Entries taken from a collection
##############################

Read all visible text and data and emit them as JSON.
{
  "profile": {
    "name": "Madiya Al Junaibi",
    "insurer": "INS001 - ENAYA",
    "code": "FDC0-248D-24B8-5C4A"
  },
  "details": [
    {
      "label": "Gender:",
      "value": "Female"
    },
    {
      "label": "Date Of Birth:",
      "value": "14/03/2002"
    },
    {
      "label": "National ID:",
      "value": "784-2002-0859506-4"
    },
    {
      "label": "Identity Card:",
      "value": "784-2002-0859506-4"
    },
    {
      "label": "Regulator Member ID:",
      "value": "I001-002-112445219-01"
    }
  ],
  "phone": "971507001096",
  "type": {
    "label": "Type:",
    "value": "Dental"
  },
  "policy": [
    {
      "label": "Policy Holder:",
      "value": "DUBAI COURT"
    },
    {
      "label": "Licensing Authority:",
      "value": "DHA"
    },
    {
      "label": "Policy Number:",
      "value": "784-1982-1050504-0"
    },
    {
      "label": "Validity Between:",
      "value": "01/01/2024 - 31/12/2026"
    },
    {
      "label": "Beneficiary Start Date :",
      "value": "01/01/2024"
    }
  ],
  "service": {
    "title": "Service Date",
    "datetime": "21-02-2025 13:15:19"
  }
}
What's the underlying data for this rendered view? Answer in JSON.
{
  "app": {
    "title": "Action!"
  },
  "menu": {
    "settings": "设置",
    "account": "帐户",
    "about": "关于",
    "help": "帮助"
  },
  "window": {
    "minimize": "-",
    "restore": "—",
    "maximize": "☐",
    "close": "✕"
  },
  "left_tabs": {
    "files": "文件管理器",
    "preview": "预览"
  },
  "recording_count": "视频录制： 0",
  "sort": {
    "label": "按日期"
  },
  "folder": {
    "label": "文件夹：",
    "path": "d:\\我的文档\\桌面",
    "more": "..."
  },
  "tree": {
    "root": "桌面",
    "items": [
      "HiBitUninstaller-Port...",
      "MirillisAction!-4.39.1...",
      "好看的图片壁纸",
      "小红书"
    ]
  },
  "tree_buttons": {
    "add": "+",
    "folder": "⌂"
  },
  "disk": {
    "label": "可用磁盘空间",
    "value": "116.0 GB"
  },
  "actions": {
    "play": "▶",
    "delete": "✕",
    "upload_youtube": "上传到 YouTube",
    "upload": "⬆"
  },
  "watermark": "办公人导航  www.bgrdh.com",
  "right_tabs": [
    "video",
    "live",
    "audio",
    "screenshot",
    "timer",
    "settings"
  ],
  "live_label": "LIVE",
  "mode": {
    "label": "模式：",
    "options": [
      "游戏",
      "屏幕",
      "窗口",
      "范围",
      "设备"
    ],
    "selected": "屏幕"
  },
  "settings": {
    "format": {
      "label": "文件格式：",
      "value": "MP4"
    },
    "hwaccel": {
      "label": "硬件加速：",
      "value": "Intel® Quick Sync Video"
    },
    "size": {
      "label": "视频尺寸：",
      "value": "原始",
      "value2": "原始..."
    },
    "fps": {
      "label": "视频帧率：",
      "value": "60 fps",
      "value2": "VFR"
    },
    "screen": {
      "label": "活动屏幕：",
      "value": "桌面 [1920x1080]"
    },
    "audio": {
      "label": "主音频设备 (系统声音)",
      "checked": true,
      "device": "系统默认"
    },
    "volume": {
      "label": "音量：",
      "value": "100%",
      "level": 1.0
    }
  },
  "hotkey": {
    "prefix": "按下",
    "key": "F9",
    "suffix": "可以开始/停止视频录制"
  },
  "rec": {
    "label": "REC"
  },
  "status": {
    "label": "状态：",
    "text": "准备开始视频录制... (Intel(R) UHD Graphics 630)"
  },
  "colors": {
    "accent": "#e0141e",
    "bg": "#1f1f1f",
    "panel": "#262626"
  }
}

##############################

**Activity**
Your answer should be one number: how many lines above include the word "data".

**Solution to this problem**
2